Arnosti, C., & Jørgensen, B. B. (2003). High activity and low temperature optima of extracellular enzymes in Arctic sediments: implications for carbon cycling by heterotrophic microbial communities. Marine Ecology-Progress Series, 249, 15-24.


Cite as: http://hdl.handle.net/21.11116/0000-0001-D265-0
Abstract

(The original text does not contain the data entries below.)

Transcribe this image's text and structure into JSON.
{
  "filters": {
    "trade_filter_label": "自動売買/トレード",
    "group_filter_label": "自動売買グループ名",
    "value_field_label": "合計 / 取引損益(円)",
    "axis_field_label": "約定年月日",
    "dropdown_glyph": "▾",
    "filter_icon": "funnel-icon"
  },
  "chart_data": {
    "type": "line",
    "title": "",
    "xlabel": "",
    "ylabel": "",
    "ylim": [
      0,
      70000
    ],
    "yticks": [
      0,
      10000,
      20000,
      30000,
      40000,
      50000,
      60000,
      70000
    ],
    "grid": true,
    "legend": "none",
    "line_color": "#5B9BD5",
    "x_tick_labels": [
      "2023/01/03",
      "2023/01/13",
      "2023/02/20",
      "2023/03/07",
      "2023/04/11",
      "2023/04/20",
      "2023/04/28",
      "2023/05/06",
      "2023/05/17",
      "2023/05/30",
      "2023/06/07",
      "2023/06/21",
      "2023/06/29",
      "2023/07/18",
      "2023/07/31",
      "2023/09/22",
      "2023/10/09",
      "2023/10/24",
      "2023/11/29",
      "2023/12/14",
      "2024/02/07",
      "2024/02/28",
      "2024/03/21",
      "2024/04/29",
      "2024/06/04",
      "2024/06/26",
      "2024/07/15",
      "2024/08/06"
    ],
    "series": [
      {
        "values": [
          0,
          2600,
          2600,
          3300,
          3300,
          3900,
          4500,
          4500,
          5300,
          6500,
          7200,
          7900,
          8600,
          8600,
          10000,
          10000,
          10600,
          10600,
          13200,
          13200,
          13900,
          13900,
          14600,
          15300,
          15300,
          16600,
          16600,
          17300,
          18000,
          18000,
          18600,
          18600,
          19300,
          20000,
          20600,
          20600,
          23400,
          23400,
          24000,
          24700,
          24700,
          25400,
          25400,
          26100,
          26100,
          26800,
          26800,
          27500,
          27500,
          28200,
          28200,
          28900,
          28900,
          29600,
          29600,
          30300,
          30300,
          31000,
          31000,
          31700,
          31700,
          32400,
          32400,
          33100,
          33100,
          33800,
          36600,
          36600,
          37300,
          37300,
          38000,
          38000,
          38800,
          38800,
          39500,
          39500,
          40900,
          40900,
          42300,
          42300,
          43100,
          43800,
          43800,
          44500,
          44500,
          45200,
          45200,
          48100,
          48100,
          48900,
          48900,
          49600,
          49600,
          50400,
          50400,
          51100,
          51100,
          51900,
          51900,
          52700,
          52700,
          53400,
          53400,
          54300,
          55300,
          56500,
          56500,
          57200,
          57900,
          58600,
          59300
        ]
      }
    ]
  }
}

The rate of the initial step in microbial remineralization of organic carbon, extracellular enzymatic hydrolysis, was investigated as a function of temperature in permanently cold sediments from 2 fjords on the west coast of Svalbard (Arctic Ocean). We used 4 structurally distinct polysaccharides (chondroitin sulfate, fucoidan, xylan and pullulan) to determine the temperature-activity responses of hydrolysis of a related class of compounds. All 4 enzyme activities showed similarly low temperature optima in the range of 15 to 18°C. These temperature optima are considerably lower than most previous reports of temperature optima for enzyme activities in marine sediments. At 0°C, close to the in situ temperature, these enzyme activities achieved 13 to 38% of their rates at optimum temperatures. In one experiment, sulfate reduction rates were measured in parallel with extracellular enzymatic hydrolysis in order to determine the relative temperature responses of the initial and terminal steps in microbial remineralization of carbon. The temperature optimum of sulfate reduction, 21°C, was considerably lower than previous reports of sulfate reduction in marine sediments, but is consistent with recent studies of psychrophilic sulfate reducers isolated from Svalbard sediments. A calculation of potential carbon flow into the microbial food chain demonstrated that the activity of just one type of polysaccharide-hydrolyzing enzyme could in theory supply 21 to 100% of the carbon consumed via sulfate reduction across the temperature range investigated here. These characteristics suggest that these extracellular enzymes are well adapted to permanently cold temperatures.